I know that along the Nagasaki Kaido as it runs through what is now Saga there was a cult of Ebisu, and as the Nagasaki Kaido connects with the Hita Kaido, maybe this is an extension of that cult.

Friday, December 10, 2021

Kannabiji Temple's Gingko

Kannabiji Temple's Gingko

Kannabiji Temple's Gingko.

It's that time of the year when I post some pics of this year's autumn colors. About three weeks ago Yoko had a day off that coincided with a beautiful sunny day so we headed off on a local trip to see if we could find some color. The first stop was Kannabiji Temple, a few kilometers upstream on the Gonokawa River.

The first stop was Kannabiji Temple, a few kilometers upstream on the Gonokawa River.

Kannabiji moved to its present site at the end of the 19th century. Formerly it was a large monastic complex on the mountainside that dated back to the Heian period.  About twenty years ago a friend took us on a bushwacking hike up to the old site where the foundation stones of the main hall still remained in a small clearing in the forest.

Kannabiji moved to its present site at the end of the 19th century.

At the end of the 16th century, many of the buildings burnt down. I suspect this was part of the Warring States conflicts but have not had that confirmed. The temple continued on its mountain site until the late 19th century. In 1872 a big earthquake closed the spring that supplied the temple with water, and in combination with having much of its land confiscated by the new Meiji government, it was decided to relocate the temple at the foot of the mountain.

At the end of the 16th century, many of the buildings burnt down.

All that remains now is the main hall, a large residence for the priest, a gate, and a large storehouse. I went inside the main hall many years ago and was surprised by a mural on the ceiling and the brightly-painted woodwork. I really want to go back and take a lot of photos. I've also been inside the old priest's house though he now lives in a newer house in front of the temple.

Gingko leaves.

The gate contains a fine pair of Nio guardians and is overshadowed by a large Gingko tree. We were a little early. In a few weeks, the whole temple will be carpeted in golden leaves. The storehouse holds the temple treasures, foremost of which is some samurai armour.
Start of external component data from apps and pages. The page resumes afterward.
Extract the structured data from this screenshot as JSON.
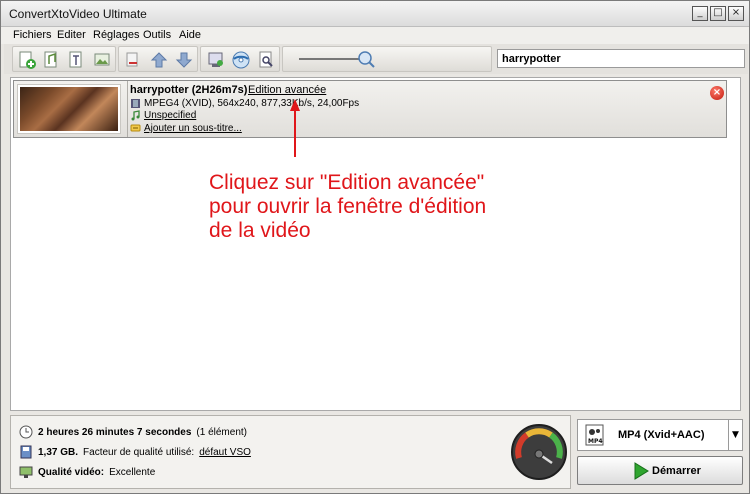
{
  "window": {
    "title": "ConvertXtoVideo Ultimate",
    "controls": [
      "_",
      "□",
      "×"
    ]
  },
  "menu": [
    "Fichiers",
    "Editer",
    "Réglages",
    "Outils",
    "Aide"
  ],
  "search": {
    "value": "harrypotter"
  },
  "item": {
    "title": "harrypotter (2H26m7s)",
    "advanced_link": "Edition avancée",
    "video_info": "MPEG4 (XVID), 564x240, 877,33Kb/s, 24,00Fps",
    "audio": "Unspecified",
    "subtitle": "Ajouter un sous-titre..."
  },
  "annotation": "Cliquez sur \"Edition avancée\"\npour ouvrir la fenêtre d'édition\nde la vidéo",
  "footer": {
    "duration_bold": "2 heures 26 minutes 7 secondes",
    "duration_count": "(1 élément)",
    "size_bold": "1,37 GB.",
    "quality_factor_text": "Facteur de qualité utilisé:",
    "quality_factor_link": "défaut VSO",
    "video_quality_label": "Qualité vidéo:",
    "video_quality_value": "Excellente"
  },
  "format": {
    "label": "MP4 (Xvid+AAC)",
    "icon_text": "MP4"
  },
  "start_button": {
    "label": "Démarrer"
  },
  "colors": {
    "annotation": "#e0161a",
    "start_arrow": "#2fa52f"
  }
}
Apparently, it is the third-oldest samurai armour still existing, and suggest how important the temple once was.

Main Hall of the temple.

Koinobori & Children's Day in Japan

Wednesday, December 8, 2021

A Brief Guide to Kurume

I must admit I had never heard of Kurume and knew nothing about it when I visited in the latter stages of my first walk around Kyushu, however, I ended up spending a bit of time there as a base for several legs of the pilgrimage.

It is located on the banks of the Chikugo River which runs through the large Tsukushi Plain of northern Kyushu. It was a castle town, important I believe as a crossroads of several major transportation routes through Kyushu.

There seems to be little of the old left standing. Kurume did get bombed a little at the end of the war, but most destruction has been at the hands of construction companies and developers. The top photo shows a view looking down on Kurume from Kora Shrine, a mountaintop shrine that has an old approach,.

Not sure what the store in the second photo was selling, but the frontage impressed me.The third picture is a Science Museum, and the 4th is an Art Museum that had a fine garden in its grounds.

Near the Science Museum was another park that included a small Chinese-style garden. Other notable gardens include the riverside one featuring plum trees at the monastery of Bairinji, and Henshoin, a modern creation to honour a samurai political hero.

There were several more shrines in the town, and plenty more temples, but probably the main tourist attraction is a little outside the town. The Giant Kannon statue, one of the biggest in the world, is at a branch of the Naritasan Temple.